Sorry, Google, Middle East Crops Are a Success Story, Not a Climate Crisis
by H. Sterling Burnett
Google News is hyping a story published by Agrinews, which promotes a month-old World Bank report claiming water scarcity in the Middle East – caused by climate change – threatens crop production. The World Bank report, “Water in the Balance,” is old news, made up of model-driven speculation, instead of data. Real-world crop data, by contrast, tell a story of stunning crop success in the Middle East and throughout the world.
Climate Realism discredited the World Bank report in early November. Data show that despite considerable political turmoil and ongoing conflicts in the region, the naturally arid Middle East has seen its crop production grow as the earth has modestly warmed.
Since media outlets are still reporting the World Bank’s fiction as fact, Climate Realism’s refutation bears repeating.
The World Bank’s study says, “[w]hile information about water scarcity at present and in the future is available there is little knowledge of what this increasing scarcity means for Middle Eastern … food security. Agriculture will suffer because of climate change and water scarcity….”
In particular, in Summary for Policy Makers, the World Bank asserts water scarcity caused by climate change will reduce farm production in Iran, Iraq, Jordan, Lebanon, Syria, and Turkey. The available evidence strongly suggests that will not happen.
Real-world data concerning crop production across the Middle East shows crop yields and overall production have increased dramatically.
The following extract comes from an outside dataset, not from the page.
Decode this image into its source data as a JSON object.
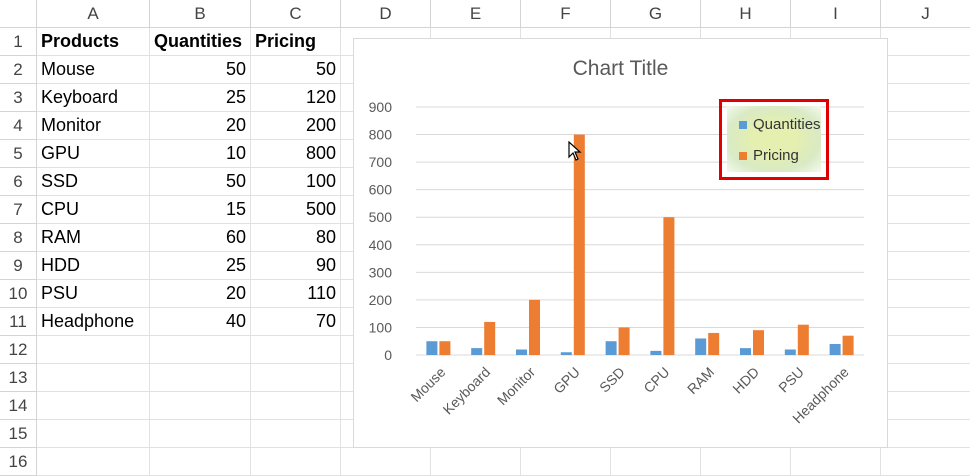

More food is being produced even as thousands of acres of agricultural lands have been abandoned during regional conflicts.
Data from the U.N. Food and Agriculture Organization show during the period of modest warming since 1989:
- Cereal crop production in Iraq increased 91 percent, even as the acreage being harvested fell 5 percent.
- Cereal crop production in Iran increased 187 percent, while the acreage harvested increased by just 2.6 percent.
- Cereal Crop production in Jordan increased 15 percent, even as the acreage harvested declined 30 percent.
- Cereal Crop production in Lebanon increased 115 percent, while acreage harvested increased 30 percent.
- Cereal Crop production in Syria increased 22 percent, even as acreage harvested declined 66 percent.
- Cereal Crop production in Turkey increased 46 percent, even though acreage harvested declined 19 percent.
That Middle Eastern countries have increased crop production even as many of them have been embroiled in internal political strife, outright civil warfare, and external conflicts, is clearly good news—not a climate crisis.
Global warming lengthens growing seasons, reduces frost events, and makes more land suitable for crop production. Also, carbon dioxide is an aerial fertilizer for plant life. In addition, crops use water more efficiently under conditions of higher carbon dioxide, losing less water through transpiration. The latter fact should have allayed the World Bank’s concern about climate change-induced water shortages leading to crop failure.
The benefits of more atmospheric carbon dioxide and a modestly warming world have resulted in 17 percent more food being available per person today than was the case 30 years ago, even as the number of people has grown by billions. Indeed, United Nations data show the last 20 years have seen the largest decline in hunger, malnutrition, and starvation in human history.
Rather than regurgitating the World Bank’s flawed report as fact, Agrinews should have done some honest, independent research. Had the paper done so, it would have found crop production in the Middle East, as is true for most of the rest of the world, is booming during the period of purported catastrophic warming. Sorry, Google, Agrinews, and the World Bank, increased crop production and yields are the very opposite of a climate crisis.